Probably the most familiar and widely distributed shags in New Zealand are the black (Phalacrocorax carbo), white-throated (P. melanoleucos), and pied (P. varius) of shore and inland waters, and the beautiful spotted shag (P. punctatus), of rocky coasts.

Their diet consists primarily of fish of various kinds and crustaceans, and although shags are regarded with disfavour by fishermen, especially trout fishermen, there is no doubt at all that they do no damage whatsoever to marine or estuarinc fisheries in New Zealand. Only in special circumstances is one single species – the black shag -likely to vie with man as a predator of trout, and this is probably because the sportsman is trying to maintain high fish numbers in waters not suitable for such artificially dense populations; black shags then arrive and feed on the population that exceeds the carrying capacity of the water.

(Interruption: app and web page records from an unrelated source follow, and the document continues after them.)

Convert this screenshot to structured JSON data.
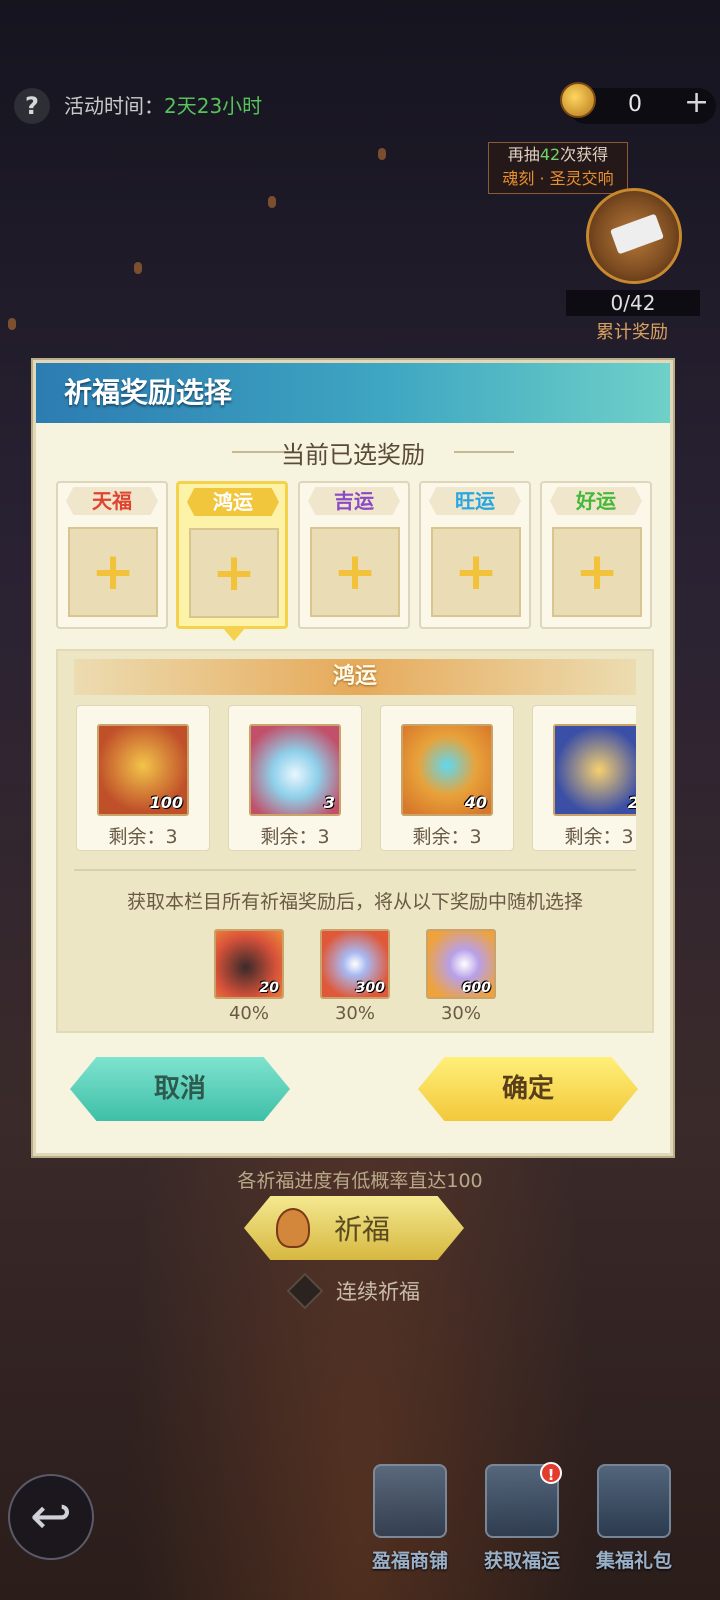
{
  "top_bar": {
    "event_time_label": "活动时间：",
    "event_time_value": "2天23小时",
    "currency_value": "0",
    "add_label": "+"
  },
  "draw_hint": {
    "prefix": "再抽",
    "count": "42",
    "suffix": "次获得",
    "reward_name": "魂刻 · 圣灵交响"
  },
  "cumulative": {
    "progress": "0/42",
    "label": "累计奖励"
  },
  "modal": {
    "title": "祈福奖励选择",
    "section_title": "当前已选奖励",
    "tiers": [
      {
        "label": "天福",
        "color": "#e0432f"
      },
      {
        "label": "鸿运",
        "color": "#ffffff"
      },
      {
        "label": "吉运",
        "color": "#8b4bc4"
      },
      {
        "label": "旺运",
        "color": "#27a6df"
      },
      {
        "label": "好运",
        "color": "#45b83a"
      }
    ],
    "plus_symbol": "+",
    "pool": {
      "title": "鸿运",
      "items": [
        {
          "qty": "100",
          "remain": "剩余：3",
          "icon": "golden-wings-icon"
        },
        {
          "qty": "3",
          "remain": "剩余：3",
          "icon": "crystal-shard-icon"
        },
        {
          "qty": "40",
          "remain": "剩余：3",
          "icon": "armillary-sphere-icon"
        },
        {
          "qty": "2",
          "remain": "剩余：3",
          "icon": "treasure-chest-icon"
        }
      ],
      "note": "获取本栏目所有祈福奖励后，将从以下奖励中随机选择",
      "bonus": [
        {
          "qty": "20",
          "pct": "40%",
          "icon": "stone-icon"
        },
        {
          "qty": "300",
          "pct": "30%",
          "icon": "star-burst-icon"
        },
        {
          "qty": "600",
          "pct": "30%",
          "icon": "blade-icon"
        }
      ]
    },
    "cancel_label": "取消",
    "confirm_label": "确定"
  },
  "below": {
    "probability_note": "各祈福进度有低概率直达100",
    "pray_label": "祈福",
    "continuous_label": "连续祈福"
  },
  "bottom_nav": [
    {
      "label": "盈福商铺",
      "icon": "shop-icon"
    },
    {
      "label": "获取福运",
      "icon": "book-icon",
      "badge": "!"
    },
    {
      "label": "集福礼包",
      "icon": "gift-icon"
    }
  ]
}
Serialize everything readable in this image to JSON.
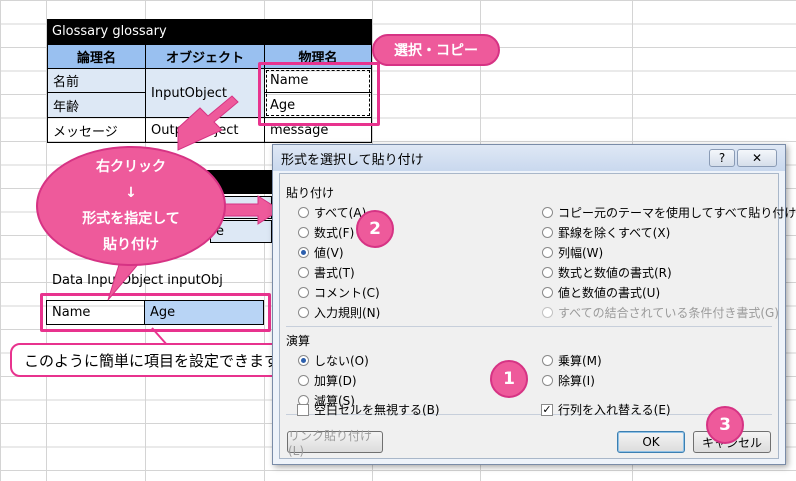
{
  "sheet": {
    "table1_title": "Glossary glossary",
    "headers": [
      "論理名",
      "オブジェクト",
      "物理名"
    ],
    "rows": [
      {
        "logical": "名前",
        "physical": "Name"
      },
      {
        "logical": "年齢",
        "physical": "Age"
      },
      {
        "logical": "メッセージ",
        "object": "OutputObject",
        "physical": "message"
      }
    ],
    "merged_object": "InputObject",
    "partial_a": "e",
    "partial_b": "e",
    "data_line": "Data InputObject inputObj",
    "pasted": [
      "Name",
      "Age"
    ]
  },
  "callouts": {
    "copy": "選択・コピー",
    "right_click_1": "右クリック",
    "arrow": "↓",
    "right_click_2": "形式を指定して",
    "right_click_3": "貼り付け",
    "note": "このように簡単に項目を設定できます。",
    "n1": "1",
    "n2": "2",
    "n3": "3"
  },
  "dialog": {
    "title": "形式を選択して貼り付け",
    "help": "?",
    "close": "✕",
    "paste_group": "貼り付け",
    "paste_left": [
      "すべて(A)",
      "数式(F)",
      "値(V)",
      "書式(T)",
      "コメント(C)",
      "入力規則(N)"
    ],
    "paste_right": [
      "コピー元のテーマを使用してすべて貼り付け(H)",
      "罫線を除くすべて(X)",
      "列幅(W)",
      "数式と数値の書式(R)",
      "値と数値の書式(U)",
      "すべての結合されている条件付き書式(G)"
    ],
    "calc_group": "演算",
    "calc_left": [
      "しない(O)",
      "加算(D)",
      "減算(S)"
    ],
    "calc_right": [
      "乗算(M)",
      "除算(I)"
    ],
    "skip_blanks": "空白セルを無視する(B)",
    "transpose": "行列を入れ替える(E)",
    "paste_link": "リンク貼り付け(L)",
    "ok": "OK",
    "cancel": "キャンセル"
  },
  "colors": {
    "accent": "#e8338e",
    "header": "#99c0f0",
    "selected": "#b8d4f5"
  }
}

by Gordon Roy Williams, B.SC.(HONS.)(SYDNEY), Lecturer in Agricultural Zoology, Lincoln Agricultural College.


Gordon Roy Williams, B.SC.(HONS.)(SYDNEY), Lecturer in Agricultural Zoology, Lincoln Agricultural College.